WHAT YOU WILL DO =>
Keep every line in which "screenshot" occurs and drop the rest of the data.

=== Section Start ===

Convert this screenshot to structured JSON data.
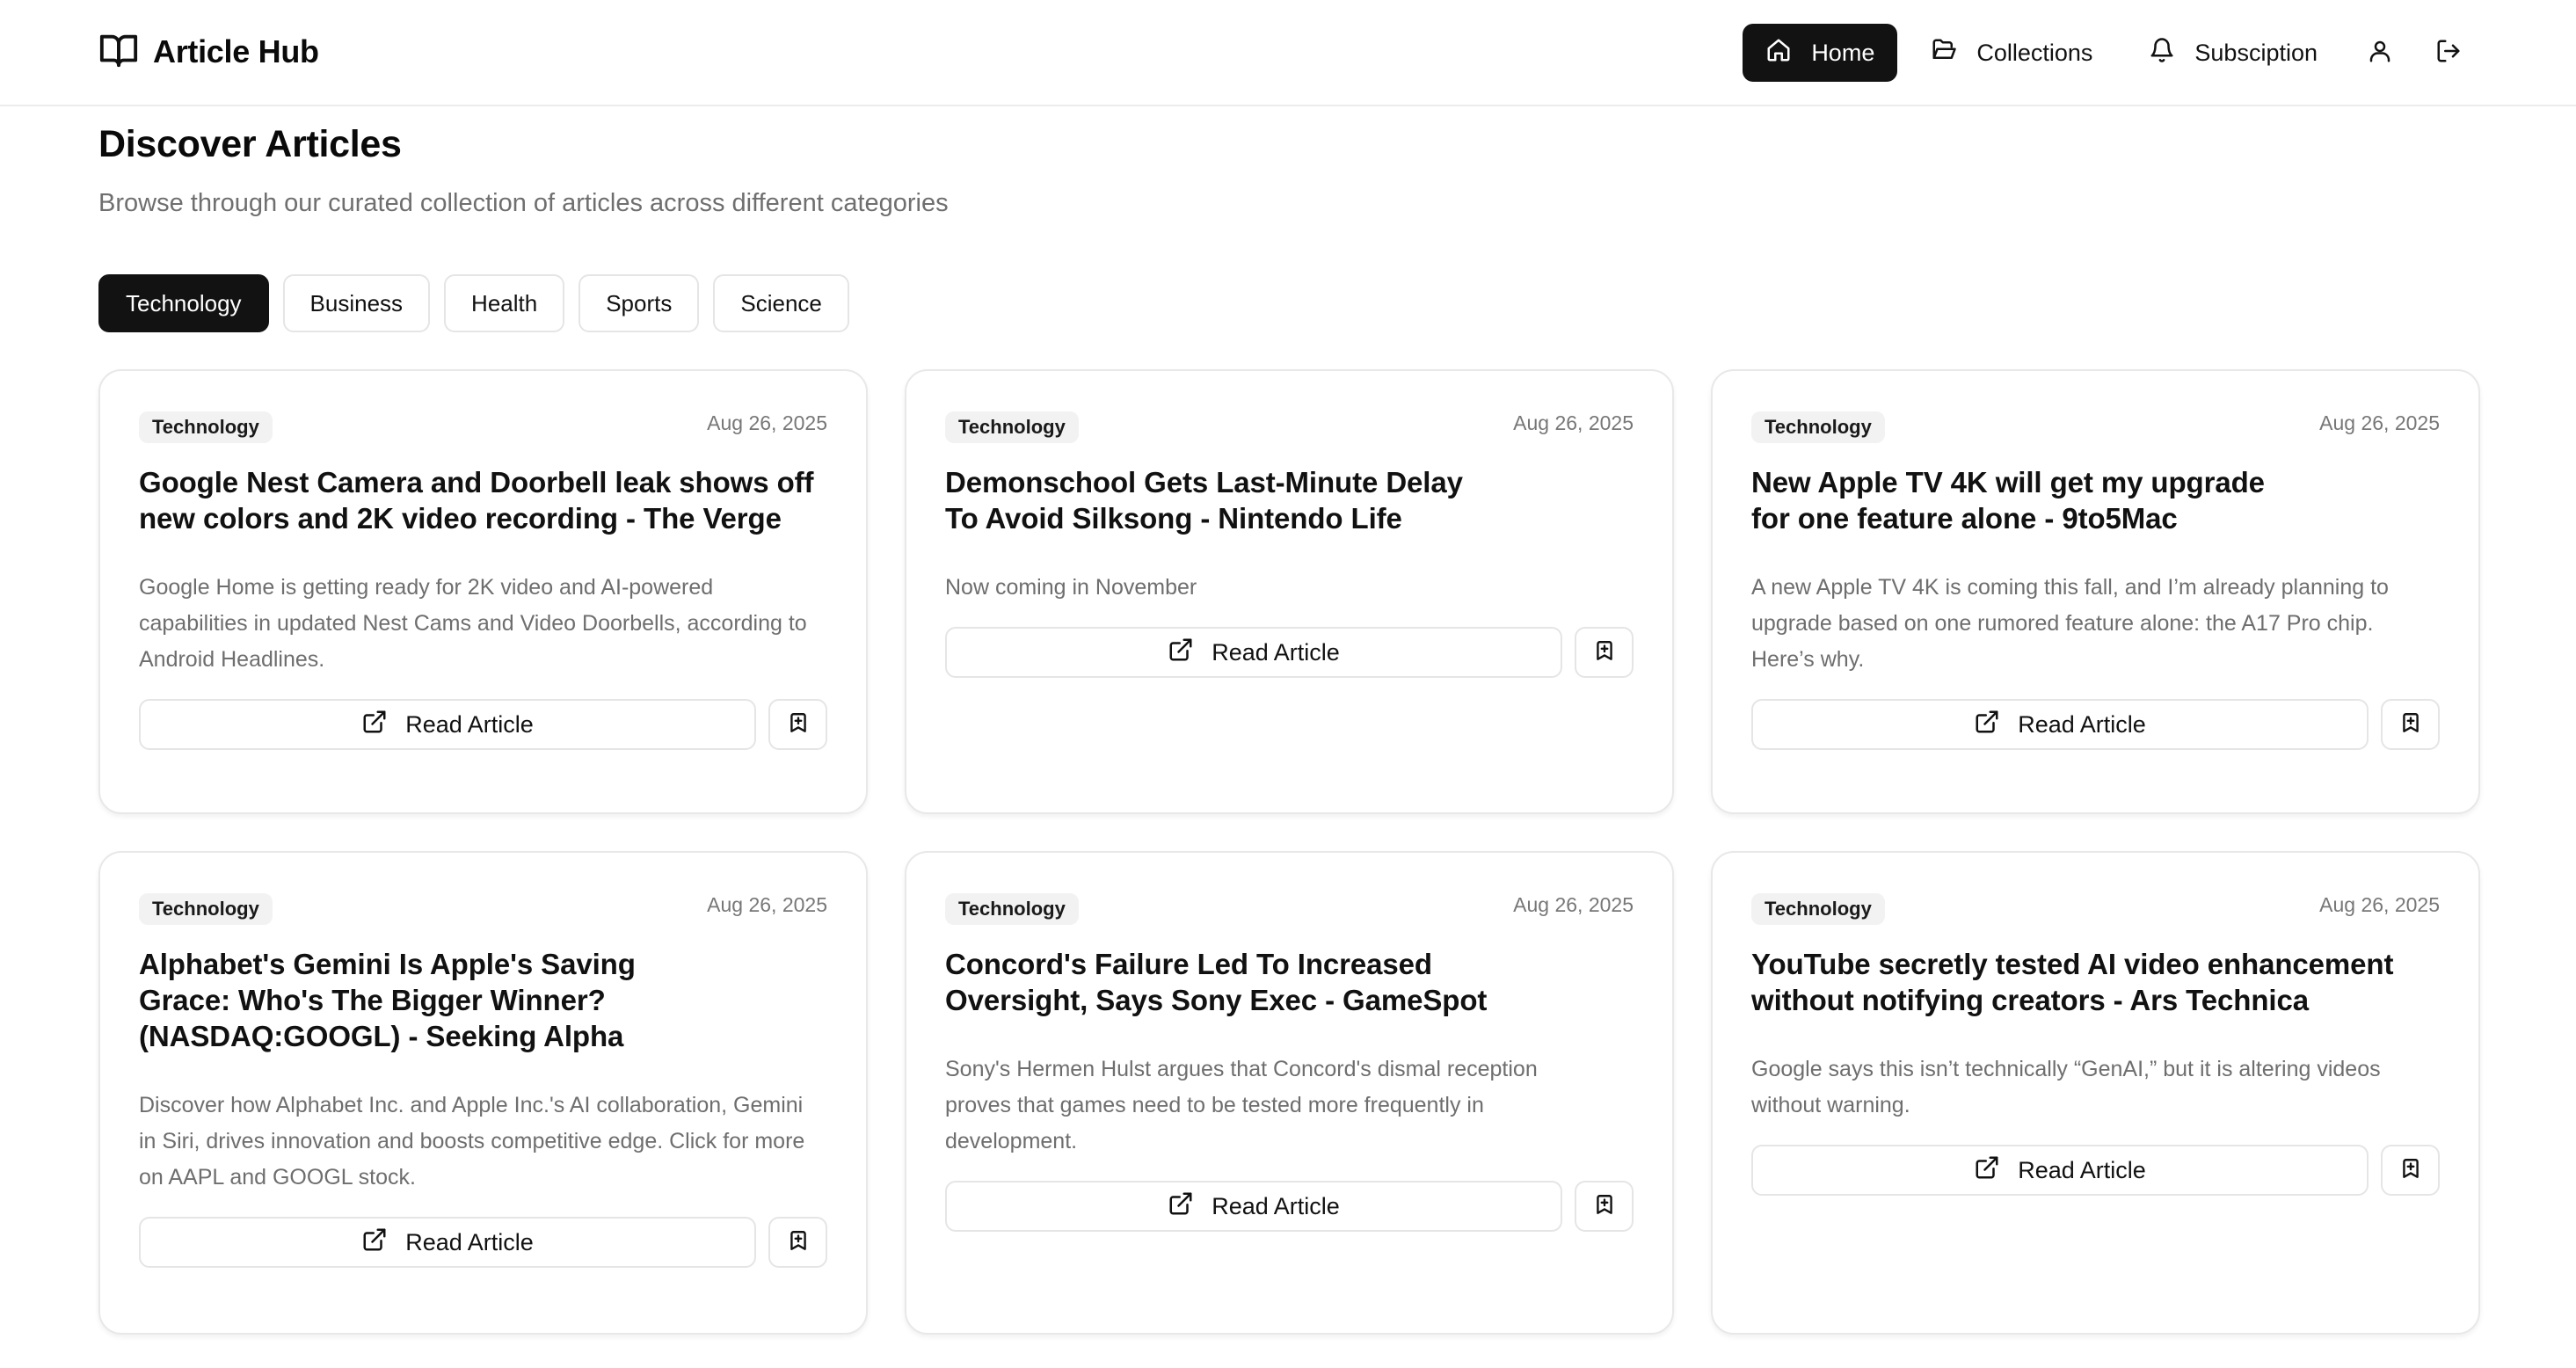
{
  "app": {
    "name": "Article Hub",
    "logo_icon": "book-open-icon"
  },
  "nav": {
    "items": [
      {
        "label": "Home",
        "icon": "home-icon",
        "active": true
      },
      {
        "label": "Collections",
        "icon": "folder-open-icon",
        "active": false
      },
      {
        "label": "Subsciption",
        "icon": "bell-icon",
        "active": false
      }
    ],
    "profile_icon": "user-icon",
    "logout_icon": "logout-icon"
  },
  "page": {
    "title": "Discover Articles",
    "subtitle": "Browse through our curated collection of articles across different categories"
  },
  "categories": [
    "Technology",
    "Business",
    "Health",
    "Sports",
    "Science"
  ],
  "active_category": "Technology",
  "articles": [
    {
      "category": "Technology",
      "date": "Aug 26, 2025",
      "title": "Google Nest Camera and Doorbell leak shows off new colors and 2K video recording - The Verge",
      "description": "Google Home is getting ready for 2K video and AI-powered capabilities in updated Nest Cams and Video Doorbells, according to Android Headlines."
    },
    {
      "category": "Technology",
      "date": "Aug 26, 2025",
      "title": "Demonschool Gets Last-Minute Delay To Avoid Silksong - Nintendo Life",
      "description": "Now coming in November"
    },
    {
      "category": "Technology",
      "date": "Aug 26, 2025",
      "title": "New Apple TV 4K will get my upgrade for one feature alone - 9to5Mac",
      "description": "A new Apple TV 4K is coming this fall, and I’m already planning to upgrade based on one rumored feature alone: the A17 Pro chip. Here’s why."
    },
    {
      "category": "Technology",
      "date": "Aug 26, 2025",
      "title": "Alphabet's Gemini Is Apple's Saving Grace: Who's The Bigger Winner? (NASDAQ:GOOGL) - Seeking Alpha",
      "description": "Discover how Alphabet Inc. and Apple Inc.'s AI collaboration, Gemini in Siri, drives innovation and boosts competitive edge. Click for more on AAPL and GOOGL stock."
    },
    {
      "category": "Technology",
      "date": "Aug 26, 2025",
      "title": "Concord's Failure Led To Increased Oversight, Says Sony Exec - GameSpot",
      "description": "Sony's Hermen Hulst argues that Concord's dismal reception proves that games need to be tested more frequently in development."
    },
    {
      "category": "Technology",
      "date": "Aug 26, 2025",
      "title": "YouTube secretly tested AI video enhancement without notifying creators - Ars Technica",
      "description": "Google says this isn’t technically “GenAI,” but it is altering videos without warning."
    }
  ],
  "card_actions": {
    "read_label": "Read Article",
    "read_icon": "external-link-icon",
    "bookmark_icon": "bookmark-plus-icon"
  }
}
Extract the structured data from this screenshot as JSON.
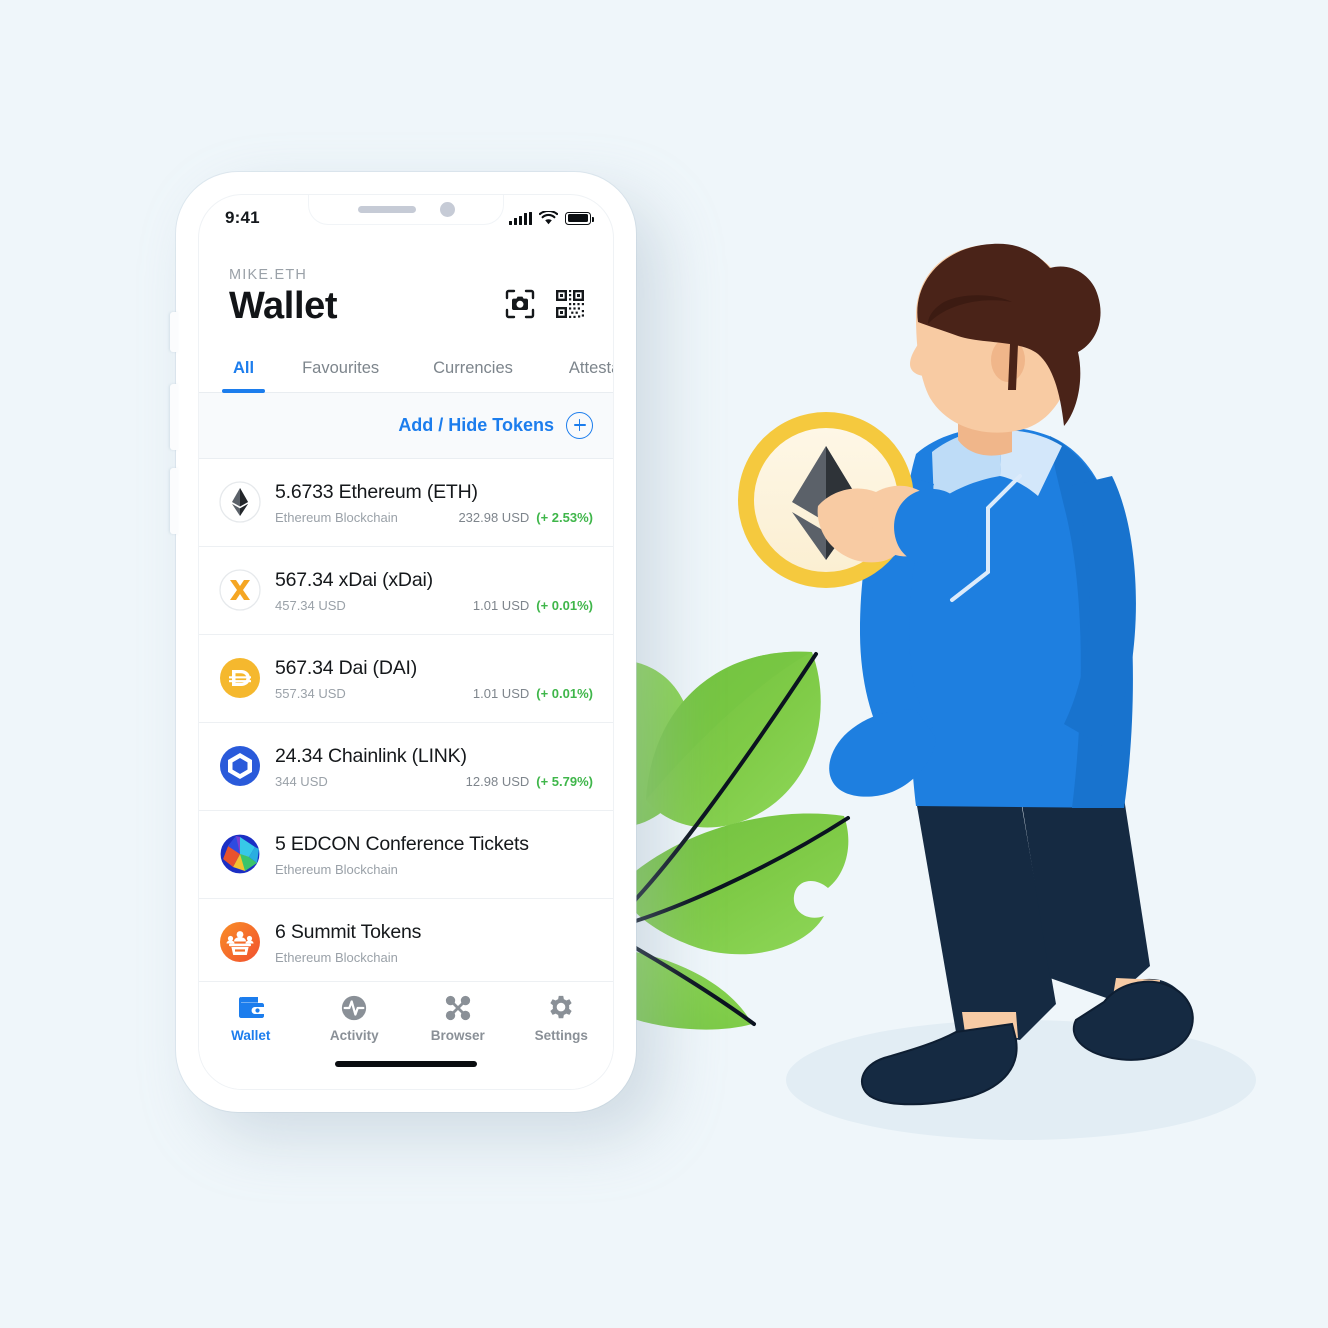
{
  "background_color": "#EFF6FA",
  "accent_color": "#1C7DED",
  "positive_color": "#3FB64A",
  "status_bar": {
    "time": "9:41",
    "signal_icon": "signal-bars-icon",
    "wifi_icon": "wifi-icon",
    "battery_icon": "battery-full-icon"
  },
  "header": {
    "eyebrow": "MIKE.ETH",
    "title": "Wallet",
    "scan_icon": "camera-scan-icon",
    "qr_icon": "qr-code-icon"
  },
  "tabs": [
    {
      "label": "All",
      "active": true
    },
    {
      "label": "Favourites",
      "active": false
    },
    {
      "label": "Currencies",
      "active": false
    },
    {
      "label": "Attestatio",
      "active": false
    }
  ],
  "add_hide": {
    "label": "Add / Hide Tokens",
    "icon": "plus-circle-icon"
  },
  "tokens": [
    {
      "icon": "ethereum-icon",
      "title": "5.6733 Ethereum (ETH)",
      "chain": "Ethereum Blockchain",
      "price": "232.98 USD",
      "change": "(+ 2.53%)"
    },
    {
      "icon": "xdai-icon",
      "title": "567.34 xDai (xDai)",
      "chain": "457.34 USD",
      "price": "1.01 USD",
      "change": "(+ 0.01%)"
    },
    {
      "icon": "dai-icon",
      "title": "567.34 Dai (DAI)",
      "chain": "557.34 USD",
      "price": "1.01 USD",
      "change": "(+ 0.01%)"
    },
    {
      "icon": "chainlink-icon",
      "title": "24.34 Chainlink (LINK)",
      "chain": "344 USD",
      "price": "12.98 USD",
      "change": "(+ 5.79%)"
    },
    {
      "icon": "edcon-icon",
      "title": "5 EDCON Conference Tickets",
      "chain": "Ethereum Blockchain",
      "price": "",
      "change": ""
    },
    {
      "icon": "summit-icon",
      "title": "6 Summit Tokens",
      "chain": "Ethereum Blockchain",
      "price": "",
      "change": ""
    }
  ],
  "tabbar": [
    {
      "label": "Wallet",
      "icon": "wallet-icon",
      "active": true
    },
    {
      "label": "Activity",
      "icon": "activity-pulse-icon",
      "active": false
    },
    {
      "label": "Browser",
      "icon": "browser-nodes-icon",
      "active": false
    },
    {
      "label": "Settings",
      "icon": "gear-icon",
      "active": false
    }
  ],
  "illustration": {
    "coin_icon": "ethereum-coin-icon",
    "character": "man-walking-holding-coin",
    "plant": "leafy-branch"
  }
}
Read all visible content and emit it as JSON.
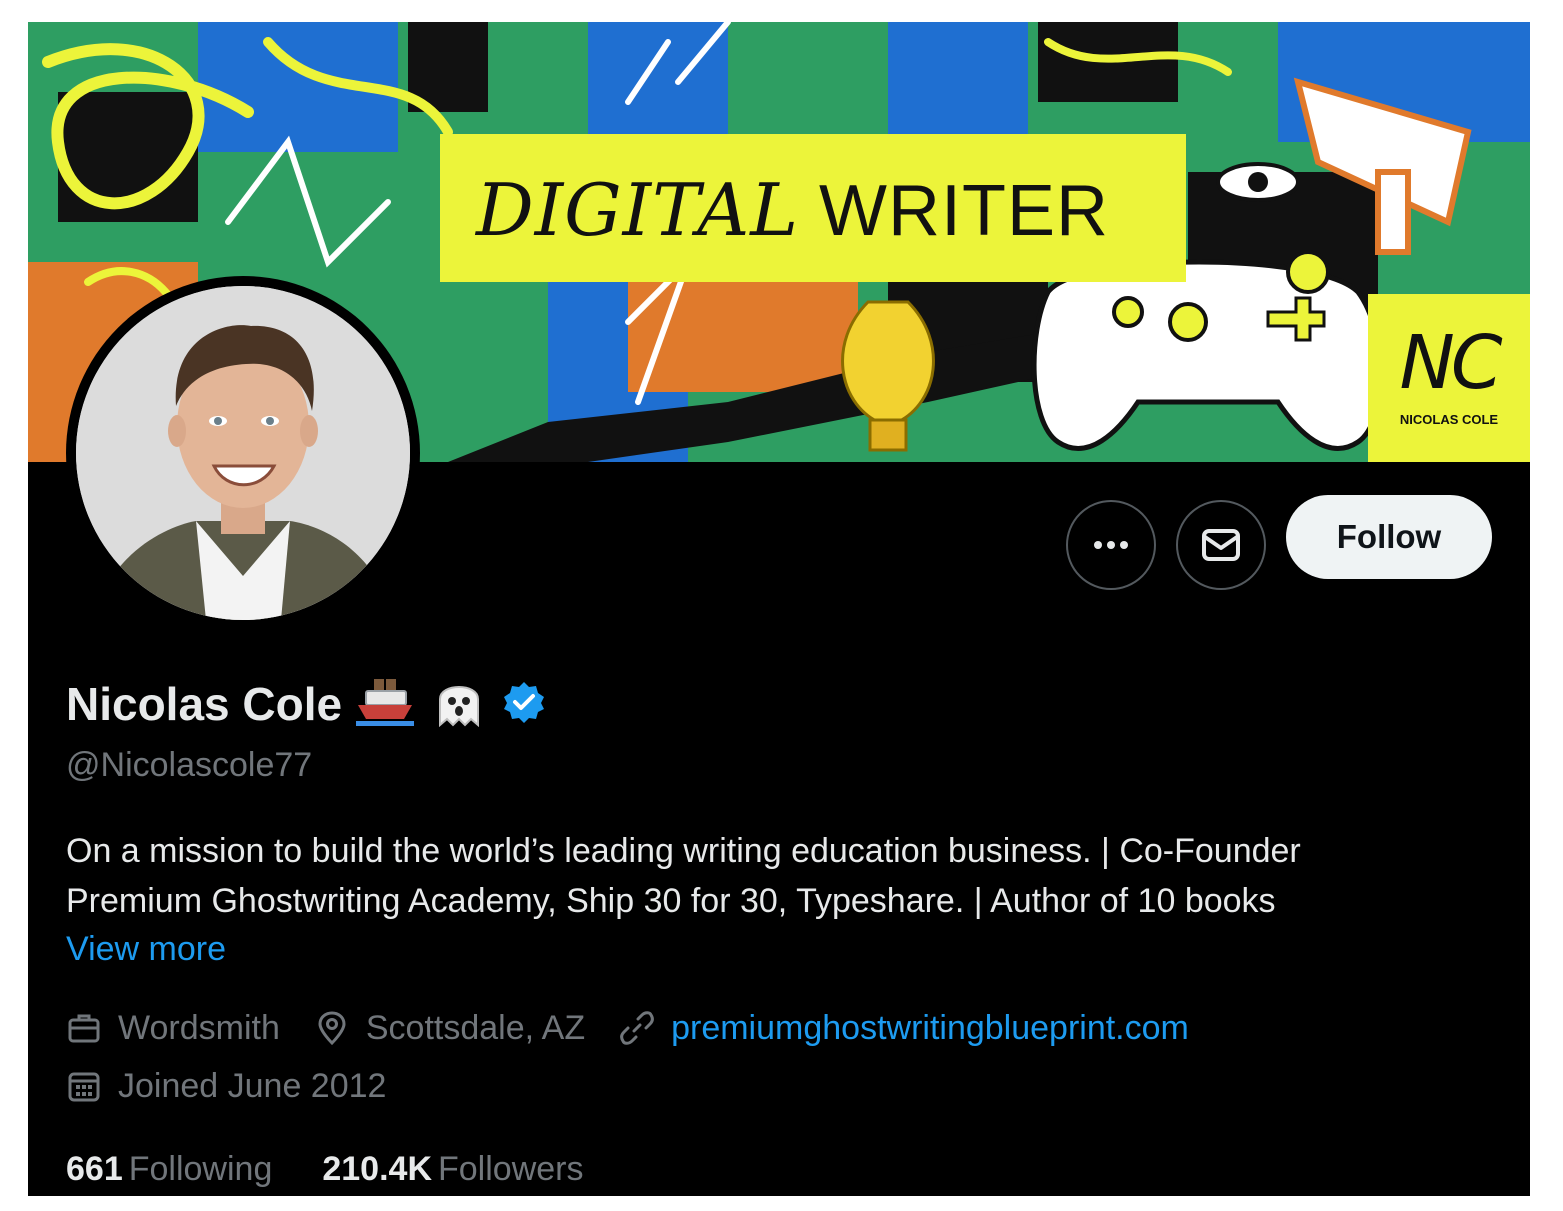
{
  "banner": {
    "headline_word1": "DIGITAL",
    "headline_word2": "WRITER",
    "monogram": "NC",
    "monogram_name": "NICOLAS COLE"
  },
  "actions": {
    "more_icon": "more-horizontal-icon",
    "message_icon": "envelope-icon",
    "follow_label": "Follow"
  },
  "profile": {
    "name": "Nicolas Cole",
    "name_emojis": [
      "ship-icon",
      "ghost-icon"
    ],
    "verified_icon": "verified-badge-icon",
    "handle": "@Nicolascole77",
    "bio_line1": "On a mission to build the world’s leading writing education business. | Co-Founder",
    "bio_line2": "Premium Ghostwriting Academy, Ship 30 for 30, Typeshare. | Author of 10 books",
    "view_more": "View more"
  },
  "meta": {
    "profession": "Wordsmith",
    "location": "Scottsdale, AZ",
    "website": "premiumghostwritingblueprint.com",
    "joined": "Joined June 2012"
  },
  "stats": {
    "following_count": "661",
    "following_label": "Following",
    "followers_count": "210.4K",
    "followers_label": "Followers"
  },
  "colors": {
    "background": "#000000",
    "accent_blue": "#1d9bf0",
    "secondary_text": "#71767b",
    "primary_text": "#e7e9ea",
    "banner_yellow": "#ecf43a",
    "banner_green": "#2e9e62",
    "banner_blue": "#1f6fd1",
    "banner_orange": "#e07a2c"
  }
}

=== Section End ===

PROBLEM SOLUTION =>
Convert this screenshot to structured JSON data.
Extract the structured data from this screenshot as JSON.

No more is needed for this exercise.